#### Problem details:
Leaving the pictures aside, repeat the entries exactly.

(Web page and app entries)
#####

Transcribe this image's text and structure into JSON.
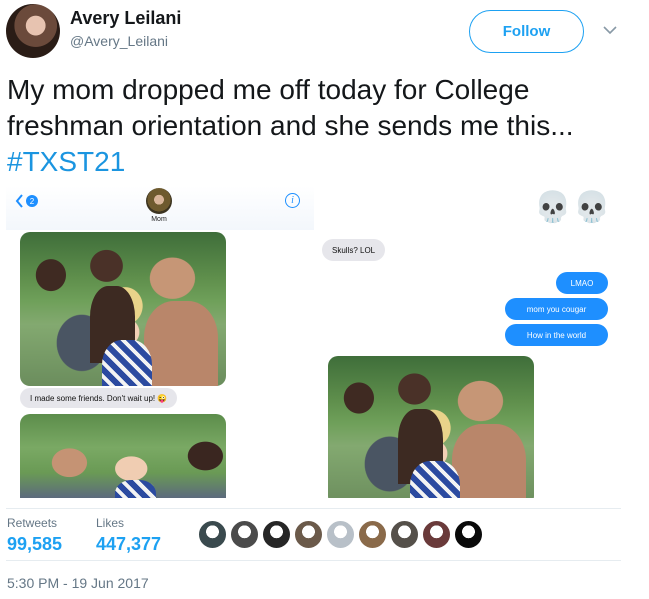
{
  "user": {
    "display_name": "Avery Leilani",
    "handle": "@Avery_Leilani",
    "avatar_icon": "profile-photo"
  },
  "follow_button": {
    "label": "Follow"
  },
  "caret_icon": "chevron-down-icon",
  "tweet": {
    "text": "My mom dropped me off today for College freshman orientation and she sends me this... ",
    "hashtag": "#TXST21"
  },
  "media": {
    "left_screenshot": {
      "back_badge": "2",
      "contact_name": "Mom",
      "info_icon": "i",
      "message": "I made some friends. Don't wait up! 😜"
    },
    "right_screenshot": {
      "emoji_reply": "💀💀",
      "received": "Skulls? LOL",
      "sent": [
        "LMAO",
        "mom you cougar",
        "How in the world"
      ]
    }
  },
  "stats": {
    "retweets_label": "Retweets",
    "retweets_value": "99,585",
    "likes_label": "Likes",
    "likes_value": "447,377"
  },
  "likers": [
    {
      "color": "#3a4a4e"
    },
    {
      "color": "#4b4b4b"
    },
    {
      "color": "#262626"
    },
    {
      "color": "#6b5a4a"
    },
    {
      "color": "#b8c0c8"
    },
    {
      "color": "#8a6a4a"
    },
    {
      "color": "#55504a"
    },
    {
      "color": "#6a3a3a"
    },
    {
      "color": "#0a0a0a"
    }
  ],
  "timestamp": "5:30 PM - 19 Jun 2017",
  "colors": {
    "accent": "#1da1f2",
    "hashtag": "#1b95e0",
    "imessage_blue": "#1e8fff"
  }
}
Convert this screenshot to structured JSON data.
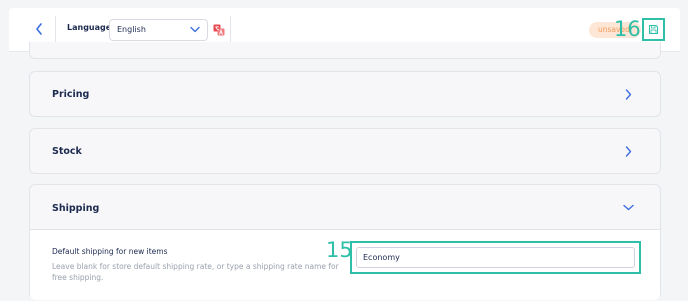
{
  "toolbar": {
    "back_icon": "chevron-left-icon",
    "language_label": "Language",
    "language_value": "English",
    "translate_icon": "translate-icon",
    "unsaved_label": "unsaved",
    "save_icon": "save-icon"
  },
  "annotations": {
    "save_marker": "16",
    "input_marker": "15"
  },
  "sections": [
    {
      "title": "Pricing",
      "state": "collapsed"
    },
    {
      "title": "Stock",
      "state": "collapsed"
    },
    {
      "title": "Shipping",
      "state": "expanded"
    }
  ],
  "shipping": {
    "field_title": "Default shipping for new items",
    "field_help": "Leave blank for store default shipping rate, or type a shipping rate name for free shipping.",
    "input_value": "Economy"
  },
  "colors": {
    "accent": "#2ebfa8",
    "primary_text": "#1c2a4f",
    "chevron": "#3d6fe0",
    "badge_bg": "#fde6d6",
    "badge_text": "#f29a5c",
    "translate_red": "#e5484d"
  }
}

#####

#### Expected output:
Transcribe this image's text and structure into JSON.
{
  "user": {
    "display_name": "Avery Leilani",
    "handle": "@Avery_Leilani",
    "avatar_icon": "profile-photo"
  },
  "follow_button": {
    "label": "Follow"
  },
  "caret_icon": "chevron-down-icon",
  "tweet": {
    "text": "My mom dropped me off today for College freshman orientation and she sends me this... ",
    "hashtag": "#TXST21"
  },
  "media": {
    "left_screenshot": {
      "back_badge": "2",
      "contact_name": "Mom",
      "info_icon": "i",
      "message": "I made some friends. Don't wait up! 😜"
    },
    "right_screenshot": {
      "emoji_reply": "💀💀",
      "received": "Skulls? LOL",
      "sent": [
        "LMAO",
        "mom you cougar",
        "How in the world"
      ]
    }
  },
  "stats": {
    "retweets_label": "Retweets",
    "retweets_value": "99,585",
    "likes_label": "Likes",
    "likes_value": "447,377"
  },
  "likers": [
    {
      "color": "#3a4a4e"
    },
    {
      "color": "#4b4b4b"
    },
    {
      "color": "#262626"
    },
    {
      "color": "#6b5a4a"
    },
    {
      "color": "#b8c0c8"
    },
    {
      "color": "#8a6a4a"
    },
    {
      "color": "#55504a"
    },
    {
      "color": "#6a3a3a"
    },
    {
      "color": "#0a0a0a"
    }
  ],
  "timestamp": "5:30 PM - 19 Jun 2017",
  "colors": {
    "accent": "#1da1f2",
    "hashtag": "#1b95e0",
    "imessage_blue": "#1e8fff"
  }
}
Convert this screenshot to structured JSON data.
{
  "toolbar": {
    "back_icon": "chevron-left-icon",
    "language_label": "Language",
    "language_value": "English",
    "translate_icon": "translate-icon",
    "unsaved_label": "unsaved",
    "save_icon": "save-icon"
  },
  "annotations": {
    "save_marker": "16",
    "input_marker": "15"
  },
  "sections": [
    {
      "title": "Pricing",
      "state": "collapsed"
    },
    {
      "title": "Stock",
      "state": "collapsed"
    },
    {
      "title": "Shipping",
      "state": "expanded"
    }
  ],
  "shipping": {
    "field_title": "Default shipping for new items",
    "field_help": "Leave blank for store default shipping rate, or type a shipping rate name for free shipping.",
    "input_value": "Economy"
  },
  "colors": {
    "accent": "#2ebfa8",
    "primary_text": "#1c2a4f",
    "chevron": "#3d6fe0",
    "badge_bg": "#fde6d6",
    "badge_text": "#f29a5c",
    "translate_red": "#e5484d"
  }
}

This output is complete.